> _Input data_:
------------------------

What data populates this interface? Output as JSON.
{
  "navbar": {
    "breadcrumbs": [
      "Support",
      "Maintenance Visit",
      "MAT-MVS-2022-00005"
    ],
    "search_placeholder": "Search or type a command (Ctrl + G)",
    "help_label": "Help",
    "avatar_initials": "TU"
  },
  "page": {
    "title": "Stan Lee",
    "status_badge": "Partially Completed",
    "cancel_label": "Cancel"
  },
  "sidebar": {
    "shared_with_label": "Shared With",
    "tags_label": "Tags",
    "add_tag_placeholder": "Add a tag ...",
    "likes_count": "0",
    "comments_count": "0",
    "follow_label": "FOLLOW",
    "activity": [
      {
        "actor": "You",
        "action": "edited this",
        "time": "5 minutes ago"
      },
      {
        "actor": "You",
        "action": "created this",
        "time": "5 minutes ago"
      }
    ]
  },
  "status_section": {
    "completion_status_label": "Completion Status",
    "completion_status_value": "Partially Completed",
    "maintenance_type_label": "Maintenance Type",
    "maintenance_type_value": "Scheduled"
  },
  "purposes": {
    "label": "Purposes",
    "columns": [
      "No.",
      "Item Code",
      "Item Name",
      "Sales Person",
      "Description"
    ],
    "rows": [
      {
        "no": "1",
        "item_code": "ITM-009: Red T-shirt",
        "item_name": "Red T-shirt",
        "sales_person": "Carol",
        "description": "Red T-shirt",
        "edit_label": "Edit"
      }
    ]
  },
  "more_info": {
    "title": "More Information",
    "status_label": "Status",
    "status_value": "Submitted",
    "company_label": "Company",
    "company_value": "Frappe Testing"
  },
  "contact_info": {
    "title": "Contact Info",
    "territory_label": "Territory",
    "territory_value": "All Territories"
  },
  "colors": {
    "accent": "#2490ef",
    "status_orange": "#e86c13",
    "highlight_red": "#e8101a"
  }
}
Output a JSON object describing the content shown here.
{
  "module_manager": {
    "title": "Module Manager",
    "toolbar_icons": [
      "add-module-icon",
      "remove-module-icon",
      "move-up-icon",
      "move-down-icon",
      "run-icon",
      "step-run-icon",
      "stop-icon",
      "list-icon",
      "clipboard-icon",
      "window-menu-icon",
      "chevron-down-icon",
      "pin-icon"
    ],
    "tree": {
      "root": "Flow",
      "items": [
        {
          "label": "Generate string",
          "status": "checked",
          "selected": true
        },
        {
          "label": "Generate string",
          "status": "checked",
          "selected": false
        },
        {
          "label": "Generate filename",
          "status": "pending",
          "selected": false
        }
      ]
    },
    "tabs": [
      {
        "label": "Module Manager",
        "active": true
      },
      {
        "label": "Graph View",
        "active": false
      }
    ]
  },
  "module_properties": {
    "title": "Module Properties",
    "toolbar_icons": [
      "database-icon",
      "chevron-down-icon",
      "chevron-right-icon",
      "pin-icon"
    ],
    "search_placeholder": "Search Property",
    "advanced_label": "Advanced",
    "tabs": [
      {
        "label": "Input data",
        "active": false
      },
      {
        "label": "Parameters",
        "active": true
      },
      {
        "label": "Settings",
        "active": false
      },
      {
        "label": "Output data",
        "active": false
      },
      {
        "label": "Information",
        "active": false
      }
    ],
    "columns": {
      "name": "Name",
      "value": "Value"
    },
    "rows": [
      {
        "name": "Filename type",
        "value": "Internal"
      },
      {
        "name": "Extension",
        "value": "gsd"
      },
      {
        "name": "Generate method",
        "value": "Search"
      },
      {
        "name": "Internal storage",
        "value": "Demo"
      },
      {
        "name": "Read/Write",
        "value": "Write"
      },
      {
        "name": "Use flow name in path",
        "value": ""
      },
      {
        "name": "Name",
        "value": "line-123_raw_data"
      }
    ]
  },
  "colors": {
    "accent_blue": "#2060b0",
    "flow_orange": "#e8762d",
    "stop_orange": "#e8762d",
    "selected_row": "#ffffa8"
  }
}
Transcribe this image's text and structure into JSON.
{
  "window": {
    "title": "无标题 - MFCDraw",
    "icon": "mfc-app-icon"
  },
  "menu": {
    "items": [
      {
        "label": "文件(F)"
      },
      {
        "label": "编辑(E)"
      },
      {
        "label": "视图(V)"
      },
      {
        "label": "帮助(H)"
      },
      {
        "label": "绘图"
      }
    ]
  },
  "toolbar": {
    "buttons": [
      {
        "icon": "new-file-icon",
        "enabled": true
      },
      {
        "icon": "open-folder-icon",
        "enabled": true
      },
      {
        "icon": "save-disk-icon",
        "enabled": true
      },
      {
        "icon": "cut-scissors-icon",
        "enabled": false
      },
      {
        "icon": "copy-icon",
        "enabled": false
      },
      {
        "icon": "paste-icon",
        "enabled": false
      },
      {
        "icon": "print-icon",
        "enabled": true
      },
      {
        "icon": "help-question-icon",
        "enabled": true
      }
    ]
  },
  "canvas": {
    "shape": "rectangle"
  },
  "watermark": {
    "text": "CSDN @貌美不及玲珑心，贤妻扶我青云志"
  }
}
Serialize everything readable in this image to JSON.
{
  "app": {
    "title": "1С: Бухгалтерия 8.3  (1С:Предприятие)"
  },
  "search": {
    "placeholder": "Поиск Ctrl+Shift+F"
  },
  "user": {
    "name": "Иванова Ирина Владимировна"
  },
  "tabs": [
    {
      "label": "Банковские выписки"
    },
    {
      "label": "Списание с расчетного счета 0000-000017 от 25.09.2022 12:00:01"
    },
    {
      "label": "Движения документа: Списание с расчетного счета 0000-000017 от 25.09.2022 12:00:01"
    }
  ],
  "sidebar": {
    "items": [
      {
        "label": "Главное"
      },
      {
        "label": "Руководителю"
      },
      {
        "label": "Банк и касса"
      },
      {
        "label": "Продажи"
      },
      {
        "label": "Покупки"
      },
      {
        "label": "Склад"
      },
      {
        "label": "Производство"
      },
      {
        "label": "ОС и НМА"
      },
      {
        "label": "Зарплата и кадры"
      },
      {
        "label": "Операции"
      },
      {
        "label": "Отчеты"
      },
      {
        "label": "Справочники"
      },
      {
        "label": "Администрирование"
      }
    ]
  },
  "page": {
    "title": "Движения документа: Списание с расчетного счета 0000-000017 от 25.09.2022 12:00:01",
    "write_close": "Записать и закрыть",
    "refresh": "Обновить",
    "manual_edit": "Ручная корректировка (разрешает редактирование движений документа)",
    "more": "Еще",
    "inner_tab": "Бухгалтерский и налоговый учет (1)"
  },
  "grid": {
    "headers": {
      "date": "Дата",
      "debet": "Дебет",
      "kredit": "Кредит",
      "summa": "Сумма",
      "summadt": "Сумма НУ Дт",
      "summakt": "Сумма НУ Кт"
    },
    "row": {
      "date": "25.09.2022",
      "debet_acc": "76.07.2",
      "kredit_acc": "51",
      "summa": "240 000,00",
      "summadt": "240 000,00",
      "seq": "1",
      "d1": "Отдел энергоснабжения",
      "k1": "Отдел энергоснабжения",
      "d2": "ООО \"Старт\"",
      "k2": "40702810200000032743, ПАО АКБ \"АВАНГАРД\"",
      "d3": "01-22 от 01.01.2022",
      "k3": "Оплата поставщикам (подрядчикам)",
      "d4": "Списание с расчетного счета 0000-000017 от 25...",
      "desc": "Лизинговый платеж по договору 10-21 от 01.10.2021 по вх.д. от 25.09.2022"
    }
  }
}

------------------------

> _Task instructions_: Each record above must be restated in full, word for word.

> _Exercise solution_:
What data populates this interface? Output as JSON.
{
  "navbar": {
    "breadcrumbs": [
      "Support",
      "Maintenance Visit",
      "MAT-MVS-2022-00005"
    ],
    "search_placeholder": "Search or type a command (Ctrl + G)",
    "help_label": "Help",
    "avatar_initials": "TU"
  },
  "page": {
    "title": "Stan Lee",
    "status_badge": "Partially Completed",
    "cancel_label": "Cancel"
  },
  "sidebar": {
    "shared_with_label": "Shared With",
    "tags_label": "Tags",
    "add_tag_placeholder": "Add a tag ...",
    "likes_count": "0",
    "comments_count": "0",
    "follow_label": "FOLLOW",
    "activity": [
      {
        "actor": "You",
        "action": "edited this",
        "time": "5 minutes ago"
      },
      {
        "actor": "You",
        "action": "created this",
        "time": "5 minutes ago"
      }
    ]
  },
  "status_section": {
    "completion_status_label": "Completion Status",
    "completion_status_value": "Partially Completed",
    "maintenance_type_label": "Maintenance Type",
    "maintenance_type_value": "Scheduled"
  },
  "purposes": {
    "label": "Purposes",
    "columns": [
      "No.",
      "Item Code",
      "Item Name",
      "Sales Person",
      "Description"
    ],
    "rows": [
      {
        "no": "1",
        "item_code": "ITM-009: Red T-shirt",
        "item_name": "Red T-shirt",
        "sales_person": "Carol",
        "description": "Red T-shirt",
        "edit_label": "Edit"
      }
    ]
  },
  "more_info": {
    "title": "More Information",
    "status_label": "Status",
    "status_value": "Submitted",
    "company_label": "Company",
    "company_value": "Frappe Testing"
  },
  "contact_info": {
    "title": "Contact Info",
    "territory_label": "Territory",
    "territory_value": "All Territories"
  },
  "colors": {
    "accent": "#2490ef",
    "status_orange": "#e86c13",
    "highlight_red": "#e8101a"
  }
}
Output a JSON object describing the content shown here.
{
  "module_manager": {
    "title": "Module Manager",
    "toolbar_icons": [
      "add-module-icon",
      "remove-module-icon",
      "move-up-icon",
      "move-down-icon",
      "run-icon",
      "step-run-icon",
      "stop-icon",
      "list-icon",
      "clipboard-icon",
      "window-menu-icon",
      "chevron-down-icon",
      "pin-icon"
    ],
    "tree": {
      "root": "Flow",
      "items": [
        {
          "label": "Generate string",
          "status": "checked",
          "selected": true
        },
        {
          "label": "Generate string",
          "status": "checked",
          "selected": false
        },
        {
          "label": "Generate filename",
          "status": "pending",
          "selected": false
        }
      ]
    },
    "tabs": [
      {
        "label": "Module Manager",
        "active": true
      },
      {
        "label": "Graph View",
        "active": false
      }
    ]
  },
  "module_properties": {
    "title": "Module Properties",
    "toolbar_icons": [
      "database-icon",
      "chevron-down-icon",
      "chevron-right-icon",
      "pin-icon"
    ],
    "search_placeholder": "Search Property",
    "advanced_label": "Advanced",
    "tabs": [
      {
        "label": "Input data",
        "active": false
      },
      {
        "label": "Parameters",
        "active": true
      },
      {
        "label": "Settings",
        "active": false
      },
      {
        "label": "Output data",
        "active": false
      },
      {
        "label": "Information",
        "active": false
      }
    ],
    "columns": {
      "name": "Name",
      "value": "Value"
    },
    "rows": [
      {
        "name": "Filename type",
        "value": "Internal"
      },
      {
        "name": "Extension",
        "value": "gsd"
      },
      {
        "name": "Generate method",
        "value": "Search"
      },
      {
        "name": "Internal storage",
        "value": "Demo"
      },
      {
        "name": "Read/Write",
        "value": "Write"
      },
      {
        "name": "Use flow name in path",
        "value": ""
      },
      {
        "name": "Name",
        "value": "line-123_raw_data"
      }
    ]
  },
  "colors": {
    "accent_blue": "#2060b0",
    "flow_orange": "#e8762d",
    "stop_orange": "#e8762d",
    "selected_row": "#ffffa8"
  }
}
Transcribe this image's text and structure into JSON.
{
  "window": {
    "title": "无标题 - MFCDraw",
    "icon": "mfc-app-icon"
  },
  "menu": {
    "items": [
      {
        "label": "文件(F)"
      },
      {
        "label": "编辑(E)"
      },
      {
        "label": "视图(V)"
      },
      {
        "label": "帮助(H)"
      },
      {
        "label": "绘图"
      }
    ]
  },
  "toolbar": {
    "buttons": [
      {
        "icon": "new-file-icon",
        "enabled": true
      },
      {
        "icon": "open-folder-icon",
        "enabled": true
      },
      {
        "icon": "save-disk-icon",
        "enabled": true
      },
      {
        "icon": "cut-scissors-icon",
        "enabled": false
      },
      {
        "icon": "copy-icon",
        "enabled": false
      },
      {
        "icon": "paste-icon",
        "enabled": false
      },
      {
        "icon": "print-icon",
        "enabled": true
      },
      {
        "icon": "help-question-icon",
        "enabled": true
      }
    ]
  },
  "canvas": {
    "shape": "rectangle"
  },
  "watermark": {
    "text": "CSDN @貌美不及玲珑心，贤妻扶我青云志"
  }
}
Serialize everything readable in this image to JSON.
{
  "app": {
    "title": "1С: Бухгалтерия 8.3  (1С:Предприятие)"
  },
  "search": {
    "placeholder": "Поиск Ctrl+Shift+F"
  },
  "user": {
    "name": "Иванова Ирина Владимировна"
  },
  "tabs": [
    {
      "label": "Банковские выписки"
    },
    {
      "label": "Списание с расчетного счета 0000-000017 от 25.09.2022 12:00:01"
    },
    {
      "label": "Движения документа: Списание с расчетного счета 0000-000017 от 25.09.2022 12:00:01"
    }
  ],
  "sidebar": {
    "items": [
      {
        "label": "Главное"
      },
      {
        "label": "Руководителю"
      },
      {
        "label": "Банк и касса"
      },
      {
        "label": "Продажи"
      },
      {
        "label": "Покупки"
      },
      {
        "label": "Склад"
      },
      {
        "label": "Производство"
      },
      {
        "label": "ОС и НМА"
      },
      {
        "label": "Зарплата и кадры"
      },
      {
        "label": "Операции"
      },
      {
        "label": "Отчеты"
      },
      {
        "label": "Справочники"
      },
      {
        "label": "Администрирование"
      }
    ]
  },
  "page": {
    "title": "Движения документа: Списание с расчетного счета 0000-000017 от 25.09.2022 12:00:01",
    "write_close": "Записать и закрыть",
    "refresh": "Обновить",
    "manual_edit": "Ручная корректировка (разрешает редактирование движений документа)",
    "more": "Еще",
    "inner_tab": "Бухгалтерский и налоговый учет (1)"
  },
  "grid": {
    "headers": {
      "date": "Дата",
      "debet": "Дебет",
      "kredit": "Кредит",
      "summa": "Сумма",
      "summadt": "Сумма НУ Дт",
      "summakt": "Сумма НУ Кт"
    },
    "row": {
      "date": "25.09.2022",
      "debet_acc": "76.07.2",
      "kredit_acc": "51",
      "summa": "240 000,00",
      "summadt": "240 000,00",
      "seq": "1",
      "d1": "Отдел энергоснабжения",
      "k1": "Отдел энергоснабжения",
      "d2": "ООО \"Старт\"",
      "k2": "40702810200000032743, ПАО АКБ \"АВАНГАРД\"",
      "d3": "01-22 от 01.01.2022",
      "k3": "Оплата поставщикам (подрядчикам)",
      "d4": "Списание с расчетного счета 0000-000017 от 25...",
      "desc": "Лизинговый платеж по договору 10-21 от 01.10.2021 по вх.д. от 25.09.2022"
    }
  }
}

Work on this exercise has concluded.